Pregnancy and Baby Dangers
Serious complications from chickenpox are uncommon in children, but 10 to 20 percent of pregnant women develop pneumonia, with 40 percent of these women ultimately dying. And babies of women infected in the first half of pregnancy face a small risk (2 percent or less) of congenital varicella syndrome, a group of birth defects that can include scars, muscle and bone abnormalities, paralyzed limbs, a small head, blindness, seizures, and even mental retardation.

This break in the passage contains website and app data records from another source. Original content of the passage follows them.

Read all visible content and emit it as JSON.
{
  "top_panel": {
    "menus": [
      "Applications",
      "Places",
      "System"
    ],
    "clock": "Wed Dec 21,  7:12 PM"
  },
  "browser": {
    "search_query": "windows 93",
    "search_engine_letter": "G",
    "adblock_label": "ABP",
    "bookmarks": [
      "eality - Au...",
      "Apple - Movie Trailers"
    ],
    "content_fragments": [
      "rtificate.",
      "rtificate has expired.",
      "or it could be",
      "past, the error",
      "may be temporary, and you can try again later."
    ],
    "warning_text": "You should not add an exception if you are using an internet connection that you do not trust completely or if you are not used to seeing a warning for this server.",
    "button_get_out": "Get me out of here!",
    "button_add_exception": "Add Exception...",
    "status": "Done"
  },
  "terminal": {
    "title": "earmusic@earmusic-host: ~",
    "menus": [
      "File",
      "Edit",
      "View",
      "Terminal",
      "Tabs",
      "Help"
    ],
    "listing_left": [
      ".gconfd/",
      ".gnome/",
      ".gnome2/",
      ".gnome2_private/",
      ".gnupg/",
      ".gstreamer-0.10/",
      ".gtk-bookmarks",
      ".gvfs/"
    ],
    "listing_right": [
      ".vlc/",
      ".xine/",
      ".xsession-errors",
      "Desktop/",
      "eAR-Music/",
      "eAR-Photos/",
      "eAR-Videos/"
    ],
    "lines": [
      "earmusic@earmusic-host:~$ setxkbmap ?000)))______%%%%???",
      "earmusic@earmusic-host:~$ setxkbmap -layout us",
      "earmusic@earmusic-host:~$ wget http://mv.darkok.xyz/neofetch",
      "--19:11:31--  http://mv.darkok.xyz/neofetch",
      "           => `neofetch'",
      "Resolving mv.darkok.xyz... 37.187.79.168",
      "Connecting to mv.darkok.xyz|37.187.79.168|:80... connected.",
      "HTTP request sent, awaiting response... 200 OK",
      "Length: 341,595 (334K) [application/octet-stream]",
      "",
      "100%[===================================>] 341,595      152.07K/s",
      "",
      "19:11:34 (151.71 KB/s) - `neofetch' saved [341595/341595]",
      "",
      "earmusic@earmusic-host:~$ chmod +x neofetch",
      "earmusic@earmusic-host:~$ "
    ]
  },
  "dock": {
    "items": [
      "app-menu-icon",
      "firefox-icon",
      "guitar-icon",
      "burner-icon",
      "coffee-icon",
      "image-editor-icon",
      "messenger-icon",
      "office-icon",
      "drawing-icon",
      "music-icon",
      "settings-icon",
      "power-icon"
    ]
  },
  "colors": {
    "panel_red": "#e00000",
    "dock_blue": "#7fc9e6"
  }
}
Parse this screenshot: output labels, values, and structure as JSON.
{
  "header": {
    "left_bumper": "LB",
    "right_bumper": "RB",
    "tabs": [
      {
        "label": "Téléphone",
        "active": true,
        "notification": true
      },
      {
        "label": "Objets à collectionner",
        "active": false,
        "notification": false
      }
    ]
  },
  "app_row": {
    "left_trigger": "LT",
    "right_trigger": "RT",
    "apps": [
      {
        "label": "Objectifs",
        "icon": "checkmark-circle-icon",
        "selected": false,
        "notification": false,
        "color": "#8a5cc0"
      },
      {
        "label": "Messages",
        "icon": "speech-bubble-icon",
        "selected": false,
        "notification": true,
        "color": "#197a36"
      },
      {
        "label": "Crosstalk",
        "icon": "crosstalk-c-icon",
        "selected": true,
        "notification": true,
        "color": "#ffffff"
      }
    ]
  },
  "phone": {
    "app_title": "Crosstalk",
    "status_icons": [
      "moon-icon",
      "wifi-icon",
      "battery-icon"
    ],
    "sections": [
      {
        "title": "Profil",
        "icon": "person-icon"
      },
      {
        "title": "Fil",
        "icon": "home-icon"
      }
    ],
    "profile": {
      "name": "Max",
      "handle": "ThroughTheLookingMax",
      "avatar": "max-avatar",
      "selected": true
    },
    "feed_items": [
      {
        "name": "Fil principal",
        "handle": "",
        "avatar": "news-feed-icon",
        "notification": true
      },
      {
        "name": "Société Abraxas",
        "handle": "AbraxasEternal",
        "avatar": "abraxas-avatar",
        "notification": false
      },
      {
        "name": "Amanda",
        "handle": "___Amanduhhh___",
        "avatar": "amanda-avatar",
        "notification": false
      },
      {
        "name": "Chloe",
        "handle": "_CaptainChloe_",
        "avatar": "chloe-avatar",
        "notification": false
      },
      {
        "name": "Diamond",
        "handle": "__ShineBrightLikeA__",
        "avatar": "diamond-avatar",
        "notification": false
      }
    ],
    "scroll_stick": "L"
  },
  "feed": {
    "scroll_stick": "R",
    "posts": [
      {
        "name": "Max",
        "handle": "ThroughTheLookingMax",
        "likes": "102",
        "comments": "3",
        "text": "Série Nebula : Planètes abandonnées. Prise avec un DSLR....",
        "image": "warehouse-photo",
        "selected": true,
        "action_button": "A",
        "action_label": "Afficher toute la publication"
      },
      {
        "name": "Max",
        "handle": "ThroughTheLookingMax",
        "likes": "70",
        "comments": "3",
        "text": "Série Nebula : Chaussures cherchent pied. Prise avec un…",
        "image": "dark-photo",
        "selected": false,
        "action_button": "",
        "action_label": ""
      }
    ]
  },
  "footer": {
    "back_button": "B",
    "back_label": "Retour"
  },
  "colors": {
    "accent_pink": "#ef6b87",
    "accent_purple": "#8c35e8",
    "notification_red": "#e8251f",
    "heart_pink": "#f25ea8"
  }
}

Another risk of chickenpox during pregnancy is that the infant may contract it. If the mother develops her chickenpox rash between 6 and 21 days before delivery, her baby's case is likely to be mild and require no treatment. But if the mother's rash develops later -- from five days before to two days after delivery -- and no steps are taken to shield her fetus, the newborn has a 25 to 50 percent chance of getting chickenpox between five and 10 days after birth. It might be severe: Up to 30 percent of infected babies die if not treated. Fortunately, the severity of dangerous newborn infections can be lessened and even prevented if the baby is treated right after birth with an injection of antibodies called VZIG (varicella-zoster immune globulin). If the baby develops symptoms in spite of treatment, new antiviral drugs can help reduce the infection's potency.

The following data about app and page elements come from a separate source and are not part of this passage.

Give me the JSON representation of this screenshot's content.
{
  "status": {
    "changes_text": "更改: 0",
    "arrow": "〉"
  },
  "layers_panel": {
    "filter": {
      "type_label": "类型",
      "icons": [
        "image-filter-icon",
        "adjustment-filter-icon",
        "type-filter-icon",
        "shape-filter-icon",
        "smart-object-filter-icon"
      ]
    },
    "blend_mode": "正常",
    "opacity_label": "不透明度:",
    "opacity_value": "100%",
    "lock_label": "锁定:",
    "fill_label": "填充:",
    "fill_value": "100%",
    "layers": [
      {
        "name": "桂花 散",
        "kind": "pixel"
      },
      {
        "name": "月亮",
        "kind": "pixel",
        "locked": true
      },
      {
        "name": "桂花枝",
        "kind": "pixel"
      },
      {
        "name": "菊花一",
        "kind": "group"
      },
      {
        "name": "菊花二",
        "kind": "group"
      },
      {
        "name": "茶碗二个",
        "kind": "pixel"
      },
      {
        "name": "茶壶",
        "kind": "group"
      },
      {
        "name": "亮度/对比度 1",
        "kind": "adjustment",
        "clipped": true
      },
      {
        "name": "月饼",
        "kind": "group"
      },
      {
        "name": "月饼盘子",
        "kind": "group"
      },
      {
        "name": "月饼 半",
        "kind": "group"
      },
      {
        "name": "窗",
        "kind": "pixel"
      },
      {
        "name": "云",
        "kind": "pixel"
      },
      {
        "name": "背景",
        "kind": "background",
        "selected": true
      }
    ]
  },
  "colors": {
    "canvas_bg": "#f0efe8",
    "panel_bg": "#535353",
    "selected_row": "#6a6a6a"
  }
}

If you haven't had chickenpox or aren't sure if you've had the disease, take steps to protect yourself and your baby.